It is crucial that all market participants show the necessary leadership to help end the nightmare that has impacted the lives of many leaseholders. I thank everyone for coming to the table and supporting the Government’s efforts.

I am pleased that all major lenders have welcomed this advice. HSBC UK, Barclays, Lloyds Banking Group and others have said that the expert advice, and our clear response, paves the way for EWS1 forms to no longer be required for buildings below 18 metres and will help further unlock the housing market. I hope and expect other lenders to follow suit swiftly. I am very grateful to these organisations for their constructive work with Government on this critical issue—I appreciate that it is a complex and some parties have further work to do, in which the Government will support them.

Through concerted, cross-market action I believe we can help open up the housing market, allowing thousands to buy, sell or re-mortgage their homes.

This work will be progressed alongside existing steps we are taking to ensure a proportionate response to risk. This includes:

Development of new more risk-proportionate guidelines for fire risk assessors, including PAS9980. The consolidated advice note, the product of the need for reliable safety information in the period following the Grenfell Tragedy will shortly be retired.

Launching a Government-backed professional indemnity insurance scheme for qualified professionals conducting external wall system assessments. This is aimed at supporting those qualified professionals to complete EWS1 forms, where genuinely needed, in a risk-proportionate manner and will help ensure that there is sufficient capacity in the market to allow EWS1 forms to be completed quickly, helping people to buy, sell and re-mortgage their homes. With the comfort Government backing provides, professionals must exercise their judgment in a proportionate manner and refrain from proposing works that are not strictly necessary to achieve an acceptable standard of fire safety—and risk management and mitigation should always be considered before costly remediation.

Working with the National Fire Chiefs Council to re-emphasise the scope of the simultaneous evacuation guidance, the temporary nature of waking watches and the alternative proportionate fire safety interventions to be considered before implementing a waking watch, particularly in buildings below 18 metres.

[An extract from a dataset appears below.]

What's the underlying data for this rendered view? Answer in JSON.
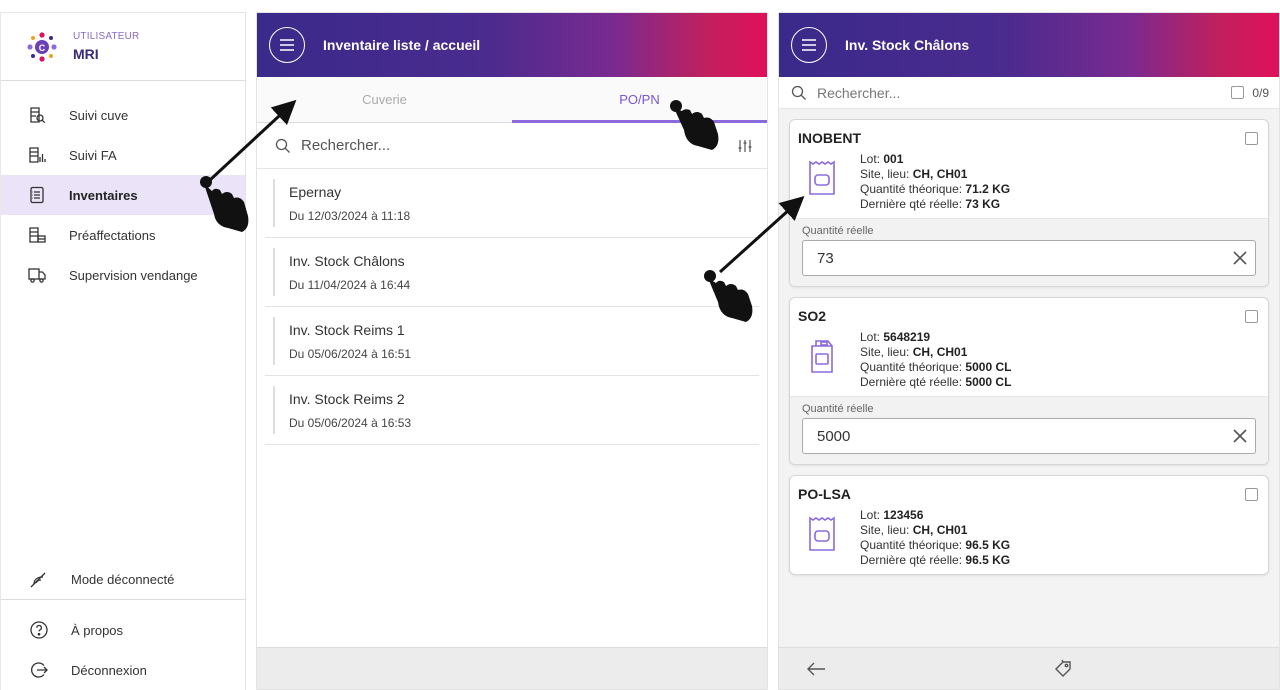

Latest indications are that the number of residential blocks between 11 metres and 18 metres in height are 61,000. Data from one major lender suggests that 7% of flats in buildings up to six storeys currently require an EWS1 assessment and in a majority of these cases EWS1s are found to already be held, leading to requests for an EWS1 form on approximately 5% of flats. Of these buildings, the vast majority do not need any remediation work at all. This is reinforced by initial results of surveys of medium rise blocks of flats indicating that the vast majority are free from serious safety risks associated with combustible cladding requiring remediation, and from any associated costs. If the market reacts as we would hope to the expert advice these numbers should reduce yet further and hundreds of thousands of leaseholders will be able to get on with buying, selling or re-mortgaging their homes. To reiterate, the Government see no reason why an EWS1 form, or equivalent, should be requested on buildings below 18 metres. For the very small number where works are required, the presumption in favour of mitigation should also reduce remediation costs.

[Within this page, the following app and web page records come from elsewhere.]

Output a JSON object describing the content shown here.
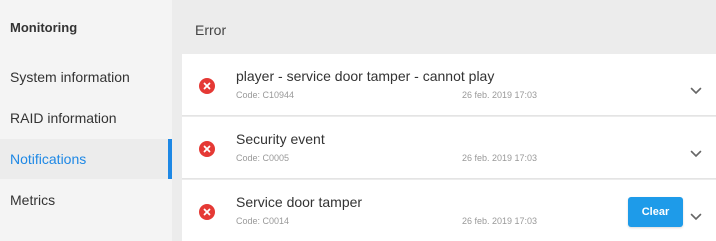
{
  "sidebar": {
    "header": "Monitoring",
    "items": [
      {
        "label": "System information",
        "active": false
      },
      {
        "label": "RAID information",
        "active": false
      },
      {
        "label": "Notifications",
        "active": true
      },
      {
        "label": "Metrics",
        "active": false
      }
    ]
  },
  "main": {
    "section_title": "Error",
    "notifications": [
      {
        "title": "player - service door tamper - cannot play",
        "code": "Code: C10944",
        "date": "26 feb. 2019 17:03",
        "icon": "error-icon"
      },
      {
        "title": "Security event",
        "code": "Code: C0005",
        "date": "26 feb. 2019 17:03",
        "icon": "error-icon"
      },
      {
        "title": "Service door tamper",
        "code": "Code: C0014",
        "date": "26 feb. 2019 17:03",
        "icon": "error-icon",
        "action_label": "Clear"
      }
    ]
  },
  "colors": {
    "accent": "#1e88e5",
    "error": "#e53935",
    "button": "#1e9be9"
  }
}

It is my expectation that these actions will significantly ease the challenges faced by the vast majority of leaseholders looking to buy or sell flats in high-rise buildings and ensure that leaseholders do not face huge bills for unnecessary remediation works. In the very small minority of cases where remediation works are identified in 11 metre-18 metre buildings as part of the normal statutory requirement for buildings to have an up to date fire risk assessment, I can reaffirm that leaseholders will be protected from unaffordable costs by a generous financing scheme through which their monthly cladding repayment costs will not exceed £50.